I'm probably reading the wrong books, since life is teaching me the authority of tragedy. My hubris is in thinking: sure, my son can walk into town carrying a gold-headed cane and not be beaten up by bullies. Sure, my daughter can wear her hair short as a boy's and boy's clothes despite the kids on the bus who call her names. Certainly, my youngest can wheel a cart around the grocery store and do all my shopping although she's only eight. Why not, if it makes them happy/unhappy?

My son told me at least three times that the dog's collar was loose. I bought a new one, but it didn't seem to fit any better. I rationalized that the dog never slipped out of his collar when I was walking him. With my son, the dog was stubborn, partly, I think, because my son commanded rather than requested, and the dog said no, pulling his head down and to the side and out of the collar with a quick surety. This is all my fault because I didn't go back to the store and buy a choke chain. Because I thought that they – my son and his pet – would work it out between them. That either my son would stop or the dog would stop, and now it has stopped because one of them is dead.

That's the other component at play: not just that I would rather have my son and the dog experience a little freedom to disagree, despite the dangers, than keep them safely leashed on a choke chain. That I disdain my neighbors who escort their dogs, plastic bags in hand, to agility class and obedience class and canine socialization class. The price I've paid – my pooch – instructs me in the Biblical maxim of reaping what I've sown: self-reliance.


I drive to pick my son up from the high school and am startled to find the parking lot swarming with official vehicles. There's an ambulance, doors flopped open, stretchers on the ground, two fire trucks with lights flashing red and white, and, like a dystopian hummingbird, a helicopter hovering over the soccer field.

I trot through the front doors and into the small foyer. The doors to the main hallway are closed and locked. I can't go farther than where I stand. Panicked, I rush into the office on my left.

"What's happened?" I call out. The secretary, who dislikes me for some reason, pauses, savoring her irritation and my discomfort. For a moment, she does not look up from her stack of bus passes. When she does, she focuses to the left of my face, as if addressing someone else.

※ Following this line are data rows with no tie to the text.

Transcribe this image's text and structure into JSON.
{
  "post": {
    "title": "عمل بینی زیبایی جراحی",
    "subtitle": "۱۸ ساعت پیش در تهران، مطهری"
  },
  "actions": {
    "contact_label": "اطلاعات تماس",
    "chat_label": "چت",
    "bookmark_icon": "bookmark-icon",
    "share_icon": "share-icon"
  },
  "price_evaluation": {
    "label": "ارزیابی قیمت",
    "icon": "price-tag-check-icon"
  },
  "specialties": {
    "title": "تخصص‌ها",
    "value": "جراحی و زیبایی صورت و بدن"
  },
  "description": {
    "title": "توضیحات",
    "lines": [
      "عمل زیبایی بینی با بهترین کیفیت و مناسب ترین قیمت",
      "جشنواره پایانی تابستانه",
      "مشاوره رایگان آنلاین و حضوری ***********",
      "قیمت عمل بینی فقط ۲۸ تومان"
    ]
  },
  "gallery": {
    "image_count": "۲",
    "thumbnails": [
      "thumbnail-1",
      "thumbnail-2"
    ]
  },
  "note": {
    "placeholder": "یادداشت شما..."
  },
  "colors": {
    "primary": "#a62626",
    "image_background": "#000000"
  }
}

"Did somebody get hurt?" I insist.

"The seniors," she announces, "are in the gym getting the talk about drunk driving on prom night."

I wait. Surely there's some connection between this strange formulation of nouns and the emergency vehicles outside.

I hear a rumble and turn to see a police tow-truck lumber around the traffic circle. Its oversized hook hauls the hulks of two cars so completely totaled they appear to be mating. Metal mounting metal. The massive truck pulls this mangled sculpture to the high school's main entrance. He drops it there, where it will be visible to all the passing cars, all the casual observers, and he drives away.

Celia Bland's work has recently appeared in Yellow Medicine Review, Poetry International, Witness, and Anthem, and her collaboration with visual artist Dianne Kornberg, Madonna Comix, will be published by William James & Co. in spring 2014.